The Duke University researcher who consulted for Sanofi at the same he implored the FDA not to approve a med from a rival drugmaker is now being investigated for failing to disclose his financial ties. Last March, thrombosis expertVictor Tapson wrote the agency to argue that generic versions of Lovenox may not be as safe as the brand-name med, but he did not mention his relationship to Sanofi.
His work on behalf of Sanofi was disclosed yesterday in a US Senate Finance Committee report that detailed how Sanofi also engaged two medical societies to encourage the FDA to delay approval of a rival med the drugmaker feared would undercut its blockbuster Lovenox bloodthinner. Sanofi paid more than $5 million to the two medical societies, including $260,600 to Duke’s Tapson (back story). And now, Duke is also investigating Tapson.
“An investigation of the...report related to Dr. Tapson has been initiated by the Duke University School of Medicine Conflict of Interest committee,” Ross McKinney, committee chair and director of the Trent Center for Bioethics, wrote in a statement to The Duke Chronicle. “At the conclusion of this process, we will be providing a report of our findings to the dean (of the School of Medicine).”
This is not the first time that a major university has taken a hard look at faculty for undisclosed pharma ties. Earlier this month, Stanford University disciplined five faculty members at its medical school for violating school policy by giving paid promotional speeches for drugmakers. The moves come amid growing scrutiny of relationships between drugmakers and academic researchers over concerns that the practice of medicine will be unduly influenced.
For his part, Tapson told the school paper that various claims in the Senate report are inaccurate, but he continues to believe the FDA should have considered further clinical data before approving a drug from Momenta Pharmaceuticals. And he maintains that he was invited by the FDA in March 2010 to offer his thoughts on the generic version of Lovenox.
“During that visit...I disclosed my relationship with Sanofi and indicated that I had done research funded by them, served on international steering committees for clinical trials funded by Sanofi and that I had received consulting fees and honoraria from Sanofi,” Tapson tells the school paper, adding that his visit to the FDA was neither prompted nor funded by Sanofi.

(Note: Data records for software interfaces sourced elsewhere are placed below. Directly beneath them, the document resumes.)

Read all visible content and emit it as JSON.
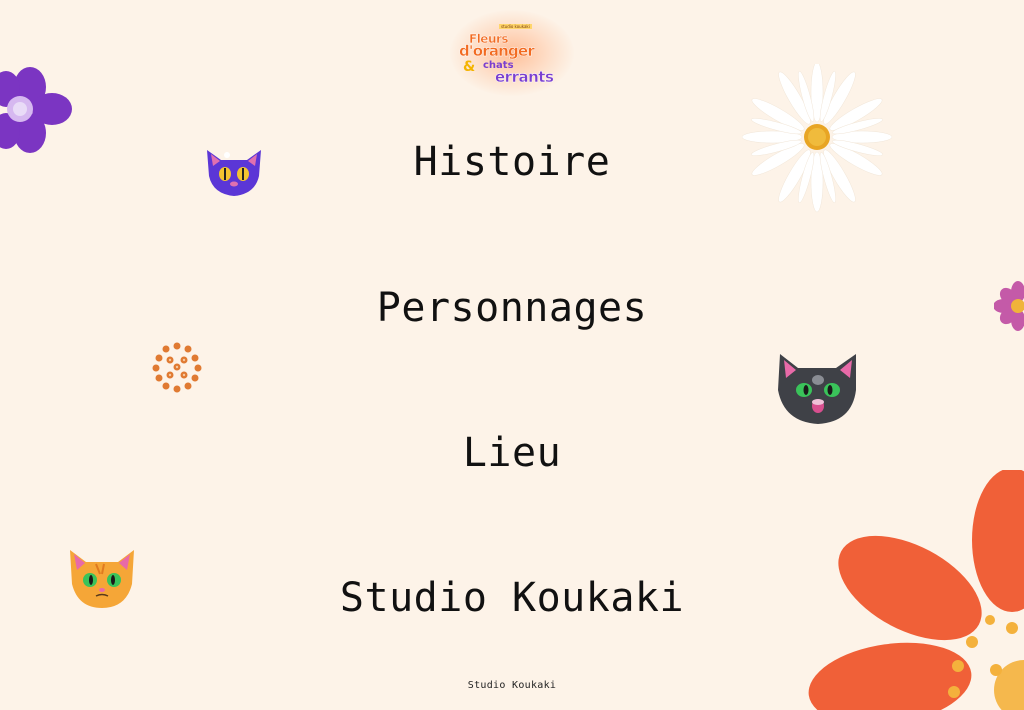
{
  "logo": {
    "badge_text": "studio koukaki",
    "line1": "Fleurs",
    "line2": "d'oranger",
    "ampersand": "&",
    "line3": "chats",
    "line4": "errants"
  },
  "menu": {
    "items": [
      {
        "label": "Histoire"
      },
      {
        "label": "Personnages"
      },
      {
        "label": "Lieu"
      },
      {
        "label": "Studio Koukaki"
      }
    ]
  },
  "footer": {
    "text": "Studio Koukaki"
  },
  "colors": {
    "background": "#fdf3e8",
    "text": "#111111",
    "accent_orange": "#f26b21",
    "accent_purple": "#7a3fd0"
  },
  "decorations": [
    "purple-flower-icon",
    "blue-cat-icon",
    "white-daisy-icon",
    "pink-flower-icon",
    "orange-flower-cluster-icon",
    "black-cat-icon",
    "orange-cat-icon",
    "large-orange-flower-icon"
  ]
}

He adds that the amount of money he was paid by Sanofi was incorrectly reported by the committee. "The figure in the report...does not match my 1099 forms, which I carefully reviewed and which totaled less than half of that amount,” he tells the paper. “I am continuing to research the source of the disparity, which perhaps includes funds allotted for research.” However, he acknowledged that his ties to Sanofi were not mentioned in the letter to the FDA (here is the letter).